Condon already came into tonight with a solid save percentage (.915 before this shutout), and he’s now won four of his last five games. Three of his four career shutouts have come this season.
Ignoring his one relief appearance with Pittsburgh this season for the sake of simplicity, just consider his tough times with Montreal last season. He went 21-25-6 with a shaky .903 save percentage.
This marks just his 21st start and 23rd appearance of this season, so it’s not a guaranteee for future results. Still … it’s another example that goalies are as just about as unpredictable as they are crucial to a team’s fate.
More and more, it seems like Condon might just be a difference-maker, and in the positive sense this time around.
Greiss blanks Stars as Isles win in first game of post-Capuano era

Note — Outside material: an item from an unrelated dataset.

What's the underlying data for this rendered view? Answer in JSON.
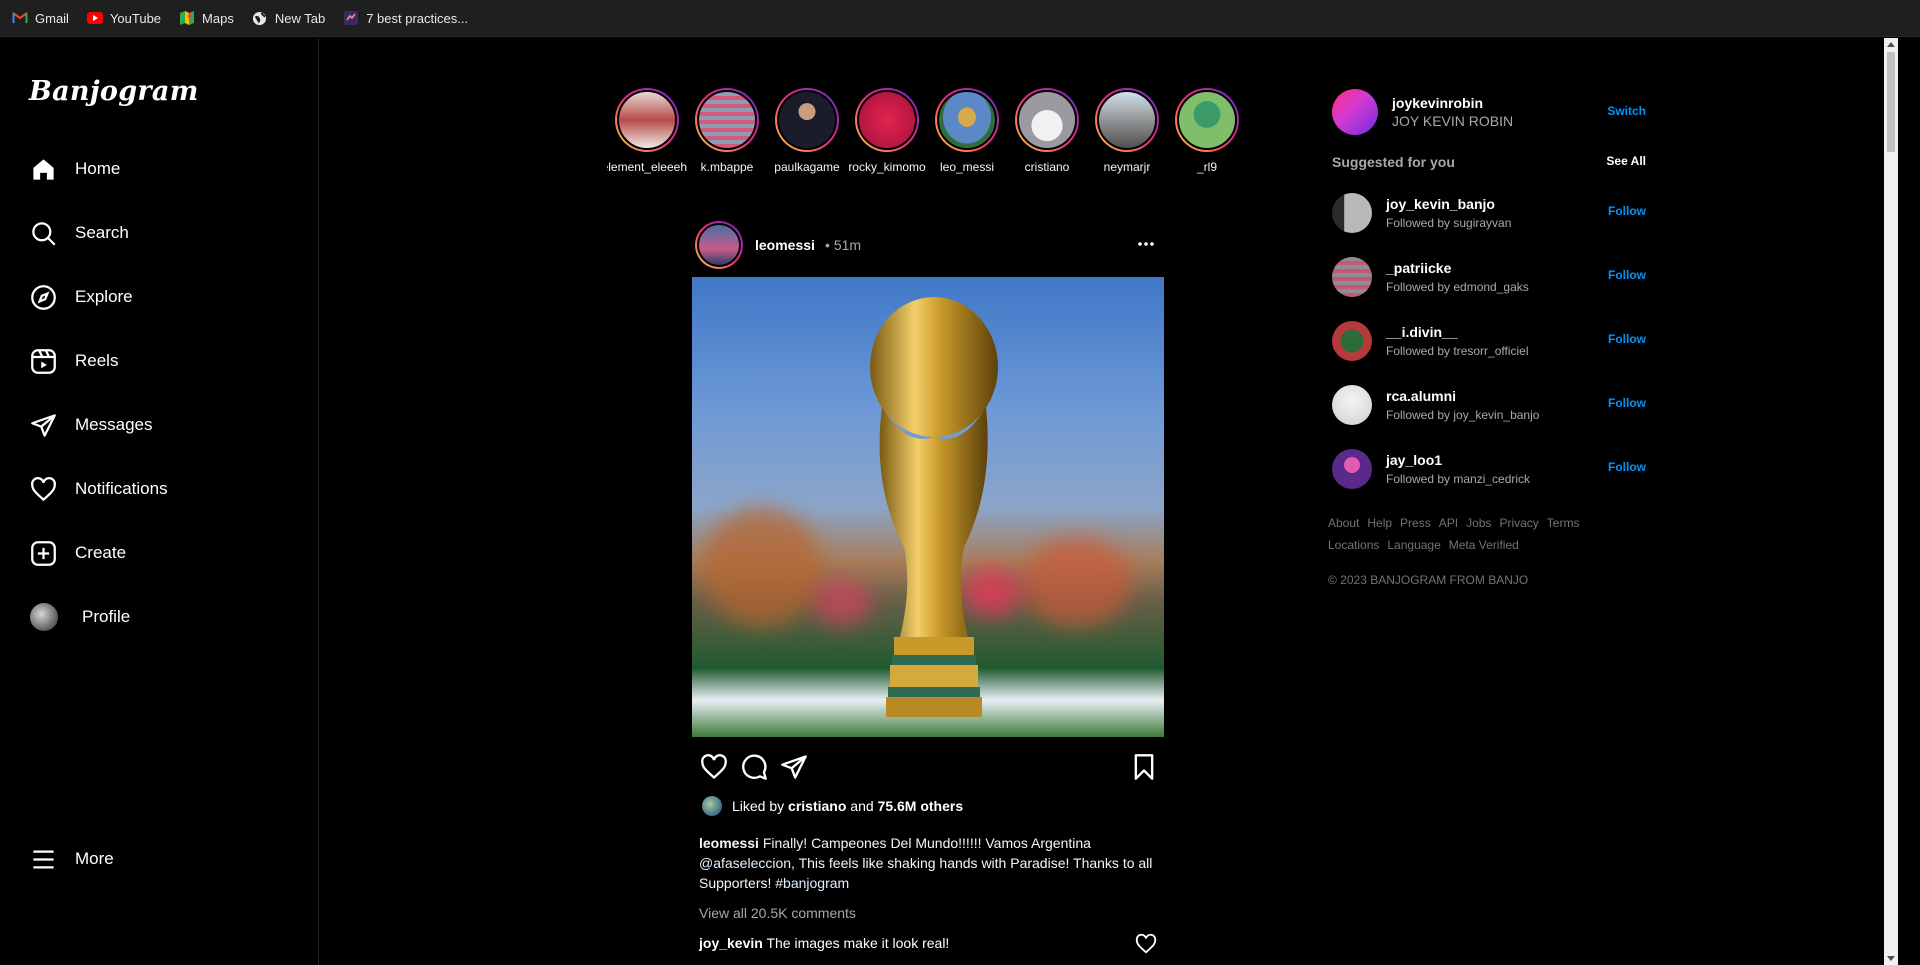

The New York Islanders began the Doug Weight era in the same way Jack Capuano’s ended: with a shutout.
Yeah, it’s easy to forget that the Islanders actually won their last game under Capuano, consider all that’s happened since.
They blanked the Boston Bruins 4-0 on Monday and generated a 3-0 shutout against the Dallas Stars on Thursday. It’s quite a feather in the cap of goalie Thomas Greiss, who owns these back-to-back shutouts.
(It’s worth mentioning that, for all the Bruins’ and Stars’ flaws, they can be very explosive on offense …)
That Monday shutout wasn’t enough for Capuano to save his job, and the Isles still have a long way to go after this encouraging outcome. The East’s second wild card spot still seems like a long shot for Weight & Co.
Even so, the Islanders will take it. They play their next five games at home and seven of eight in Brooklyn, so if there’s ever a time for movement, it would logically come now.